It was believed in 2016 that Erdoğan was carrying out a witch hunt to drive Hizmet into the ground so as to completely erase its history in Turkey. However, that witch hunt never seemed to stop. In fact, it continues even today. The most recent examples are Kenya and Kyrgyzstan.
On May 31, Orhan Inandi, a Turkish-born educator and Kyrgyz citizen who founded a popular school network in Kyrgyzstan went missing in the Kyrgyz capital Bishkek. After his car was found five miles from his house, all its doors open and tires flattened, his families contacted Kyrgyz authorities.
As outlandish as these accusations might seem, they follow Erdogan’s long pattern of abusing the rhetoric of “counterterrorism” to justify government repression and perpetrate some of the worst atrocities in an almost singular strategy to cling to power.
The seventh stage [of genicide] is “Preparation.” Erdogan and his supporters direct violent phrases at Hizmet participants, including “they will not have access to food and water” and “they will beg us to kill them to avoid torture.” Widespread propaganda calls Hizmet participants “assassins,” “terrorists” or pawns of foreign powers such as the CIA, Mossad or the Vatican.

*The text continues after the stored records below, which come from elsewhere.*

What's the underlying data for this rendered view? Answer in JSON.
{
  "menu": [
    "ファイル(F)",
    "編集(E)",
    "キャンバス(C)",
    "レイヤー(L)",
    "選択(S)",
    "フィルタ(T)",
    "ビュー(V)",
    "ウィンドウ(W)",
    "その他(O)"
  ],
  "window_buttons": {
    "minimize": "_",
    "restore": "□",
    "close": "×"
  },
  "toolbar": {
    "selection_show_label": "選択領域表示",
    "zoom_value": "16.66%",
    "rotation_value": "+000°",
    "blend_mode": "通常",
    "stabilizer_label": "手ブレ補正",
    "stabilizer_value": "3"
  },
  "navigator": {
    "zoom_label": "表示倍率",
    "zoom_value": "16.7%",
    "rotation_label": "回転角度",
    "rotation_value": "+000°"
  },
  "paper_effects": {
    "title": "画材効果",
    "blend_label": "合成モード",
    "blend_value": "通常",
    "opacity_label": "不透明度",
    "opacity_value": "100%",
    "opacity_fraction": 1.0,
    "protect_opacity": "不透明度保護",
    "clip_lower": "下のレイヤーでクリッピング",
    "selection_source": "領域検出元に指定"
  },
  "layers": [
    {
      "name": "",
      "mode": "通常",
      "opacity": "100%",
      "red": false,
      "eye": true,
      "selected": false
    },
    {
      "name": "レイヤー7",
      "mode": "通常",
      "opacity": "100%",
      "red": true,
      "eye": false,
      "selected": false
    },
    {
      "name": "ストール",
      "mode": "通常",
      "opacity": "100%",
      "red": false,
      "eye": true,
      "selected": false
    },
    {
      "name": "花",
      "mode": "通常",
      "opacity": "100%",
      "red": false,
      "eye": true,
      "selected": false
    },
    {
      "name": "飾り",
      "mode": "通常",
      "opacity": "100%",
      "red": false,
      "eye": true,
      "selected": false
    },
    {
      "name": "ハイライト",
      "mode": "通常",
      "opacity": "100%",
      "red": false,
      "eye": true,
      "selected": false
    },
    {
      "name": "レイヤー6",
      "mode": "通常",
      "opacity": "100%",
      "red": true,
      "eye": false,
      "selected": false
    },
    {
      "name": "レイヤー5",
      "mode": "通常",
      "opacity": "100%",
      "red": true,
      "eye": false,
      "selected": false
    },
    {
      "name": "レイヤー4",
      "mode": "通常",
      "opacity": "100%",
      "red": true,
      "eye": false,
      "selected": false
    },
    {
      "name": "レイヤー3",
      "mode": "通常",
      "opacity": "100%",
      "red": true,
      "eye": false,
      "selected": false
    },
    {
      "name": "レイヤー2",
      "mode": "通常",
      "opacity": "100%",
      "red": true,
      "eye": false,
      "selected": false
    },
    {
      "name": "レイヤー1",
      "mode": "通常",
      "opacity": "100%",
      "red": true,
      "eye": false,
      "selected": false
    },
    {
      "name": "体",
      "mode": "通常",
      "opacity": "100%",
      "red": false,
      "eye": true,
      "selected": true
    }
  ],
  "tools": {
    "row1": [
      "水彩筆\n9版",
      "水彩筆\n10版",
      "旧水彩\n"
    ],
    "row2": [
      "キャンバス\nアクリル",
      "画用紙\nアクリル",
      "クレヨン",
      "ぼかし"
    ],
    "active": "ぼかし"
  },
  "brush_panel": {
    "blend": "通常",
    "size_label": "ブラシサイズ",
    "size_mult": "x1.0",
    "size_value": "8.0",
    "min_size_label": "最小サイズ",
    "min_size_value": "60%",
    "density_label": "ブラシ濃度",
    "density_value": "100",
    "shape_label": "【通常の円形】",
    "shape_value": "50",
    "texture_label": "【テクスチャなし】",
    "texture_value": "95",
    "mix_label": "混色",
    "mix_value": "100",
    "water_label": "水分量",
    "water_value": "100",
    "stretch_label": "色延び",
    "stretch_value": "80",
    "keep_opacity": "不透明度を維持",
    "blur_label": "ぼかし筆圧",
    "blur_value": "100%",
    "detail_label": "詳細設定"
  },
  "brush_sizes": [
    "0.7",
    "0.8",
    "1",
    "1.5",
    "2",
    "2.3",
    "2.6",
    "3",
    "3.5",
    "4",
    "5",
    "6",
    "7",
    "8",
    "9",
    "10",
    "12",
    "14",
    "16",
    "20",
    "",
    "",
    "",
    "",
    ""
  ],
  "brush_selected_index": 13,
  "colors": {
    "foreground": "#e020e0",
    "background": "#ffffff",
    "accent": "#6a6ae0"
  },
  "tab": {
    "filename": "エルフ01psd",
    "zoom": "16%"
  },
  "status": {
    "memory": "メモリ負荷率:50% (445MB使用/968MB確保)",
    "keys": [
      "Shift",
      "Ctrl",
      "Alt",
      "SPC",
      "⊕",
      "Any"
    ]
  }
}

Turkey’s long arm and espionage activities against dissidents living in exile in Canada has become a growing concern. As revealed in a startling recent news report, 15 Turkish-Canadians have been targeted by the Turkish government within the scope of a “terrorism” investigation.
The purge of the Hizmet Movement is what the Kurdish question was to Kemalism, a necessary tool with which to construct a new national identity, a tool to silence those who question it, and to design a social and political system that will foster it. Unfortunately, Turkey has no chance of going back, even to its fragile and dysfunctional democracy, without this narrative being completely rejected.

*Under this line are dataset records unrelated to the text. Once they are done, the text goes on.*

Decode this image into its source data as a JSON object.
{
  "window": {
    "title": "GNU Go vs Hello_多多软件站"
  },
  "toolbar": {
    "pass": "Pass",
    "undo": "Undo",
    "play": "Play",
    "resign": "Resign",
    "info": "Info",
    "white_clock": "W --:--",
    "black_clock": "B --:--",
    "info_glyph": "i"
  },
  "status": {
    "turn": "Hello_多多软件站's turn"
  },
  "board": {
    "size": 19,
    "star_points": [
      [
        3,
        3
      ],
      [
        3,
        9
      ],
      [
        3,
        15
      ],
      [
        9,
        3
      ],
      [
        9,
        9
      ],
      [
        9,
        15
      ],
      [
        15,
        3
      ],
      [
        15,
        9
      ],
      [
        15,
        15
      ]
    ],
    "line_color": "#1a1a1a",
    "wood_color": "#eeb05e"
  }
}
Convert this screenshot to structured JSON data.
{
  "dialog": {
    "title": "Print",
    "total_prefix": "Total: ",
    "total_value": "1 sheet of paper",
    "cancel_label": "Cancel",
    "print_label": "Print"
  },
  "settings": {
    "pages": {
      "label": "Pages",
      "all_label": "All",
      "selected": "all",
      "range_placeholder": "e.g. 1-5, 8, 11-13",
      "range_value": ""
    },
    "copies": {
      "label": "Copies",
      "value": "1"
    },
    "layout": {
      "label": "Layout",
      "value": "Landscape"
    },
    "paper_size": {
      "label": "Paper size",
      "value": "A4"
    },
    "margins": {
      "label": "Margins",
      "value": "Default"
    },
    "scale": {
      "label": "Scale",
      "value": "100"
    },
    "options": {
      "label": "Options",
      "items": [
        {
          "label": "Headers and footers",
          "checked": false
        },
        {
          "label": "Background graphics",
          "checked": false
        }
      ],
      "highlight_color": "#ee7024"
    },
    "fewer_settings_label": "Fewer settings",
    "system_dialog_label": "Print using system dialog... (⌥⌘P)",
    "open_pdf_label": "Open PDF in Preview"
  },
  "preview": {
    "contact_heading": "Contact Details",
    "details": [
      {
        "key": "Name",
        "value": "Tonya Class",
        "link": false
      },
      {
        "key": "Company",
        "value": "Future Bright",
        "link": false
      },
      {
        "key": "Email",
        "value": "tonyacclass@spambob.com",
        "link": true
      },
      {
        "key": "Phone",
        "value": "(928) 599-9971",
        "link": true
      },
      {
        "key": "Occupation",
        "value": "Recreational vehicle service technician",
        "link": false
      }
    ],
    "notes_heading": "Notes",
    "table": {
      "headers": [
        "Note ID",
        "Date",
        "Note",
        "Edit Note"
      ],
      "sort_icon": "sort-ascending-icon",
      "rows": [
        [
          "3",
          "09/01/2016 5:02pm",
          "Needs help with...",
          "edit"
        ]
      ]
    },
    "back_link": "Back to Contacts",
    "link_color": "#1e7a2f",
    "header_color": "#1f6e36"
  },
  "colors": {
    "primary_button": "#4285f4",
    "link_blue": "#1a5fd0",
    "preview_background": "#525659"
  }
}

The Kemalist viewpoint in Turkey perceives the Gulen movement as a menace that had served as an instrument of President Tayyip Erdogan’s quest for power. This outlook suggests that if it weren’t for Gulenists’ aid, Erdogan would have faded out a long time ago. Recently, The Economist published an article that exhibits the same bias.
Turkey is where it is today, not because of Gulen and the Hizmet Movement but rather as the product of a change of heart in the current government leadership, flushing good governance and tolerance components from the country’s management affairs running systems. Solution to the Ankara crisis can only be found through establishing its root cause rather than finding a scapegoat.
South Africa is a good example of a country that has not been pressured into adopting the narrative touted by the Turkish government. Local politicians, students and academics regularly acknowledge the Hizmet Movement’s altruistic activities in the country.
What explains Gulen’s deep faith in peace, nonviolence, human dignity and inter-faith tolerance and dialogue as the cornerstones of Islam? For answer, we have to know something about the ‘Guru’ who influenced him – Bediuzzaman Said Nursi (1878-1960), one of the greatest Islamic theologians of the last century.
One such case is the experience of thousands of Turkish people under the Erdogan regime after the failed coup attempt in July 2016. Soon after the coup attempt, Erdogan’s regime launched a crackdown on opponents and critics, detaining thousands of journalists, rights activists, lawyers, teachers and writers for their alleged involvement in anti-state activities.
Turkey’s strategic importance cannot be overestimated. However, Erdogan’s personal friendship with Trump alone cannot resolve the difficulties. Even if Trump may be willing to find a way to extradite Gulen or find another country to accept him in order to placate a NATO partner for geopolitical reasons, he must not. The damage to the rule of law would outweigh any benefit Trump hopes to gain from such an action.